[Start of Attachment]

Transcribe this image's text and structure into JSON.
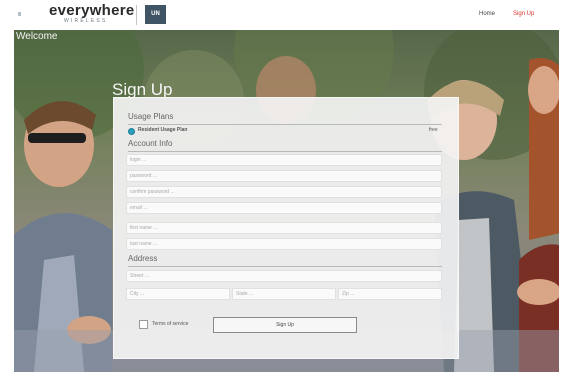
{
  "brand": {
    "name": "everywhere",
    "tagline": "WIRELESS",
    "badge": "UN"
  },
  "nav": {
    "home": "Home",
    "signup": "Sign Up"
  },
  "hero": {
    "welcome": "Welcome",
    "heading": "Sign Up"
  },
  "usage_plans": {
    "title": "Usage Plans",
    "plan_label": "Resident Usage Plan",
    "plan_price": "free",
    "plan_selected": true
  },
  "account": {
    "title": "Account Info",
    "login_placeholder": "login ...",
    "password_placeholder": "password ...",
    "confirm_placeholder": "confirm password ...",
    "email_placeholder": "email ...",
    "first_name_placeholder": "first name ...",
    "last_name_placeholder": "last name ..."
  },
  "address": {
    "title": "Address",
    "street_placeholder": "Street ...",
    "city_placeholder": "City ...",
    "state_placeholder": "State ...",
    "zip_placeholder": "Zip ..."
  },
  "terms": {
    "label": "Terms of service",
    "checked": false
  },
  "submit": {
    "label": "Sign Up"
  },
  "colors": {
    "accent": "#d8342f",
    "radio": "#2a9fbf",
    "badge": "#3f5566"
  }
}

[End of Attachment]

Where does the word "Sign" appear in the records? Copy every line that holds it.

Result of this exercise
    "signup": "Sign Up"
    "heading": "Sign Up"
    "label": "Sign Up"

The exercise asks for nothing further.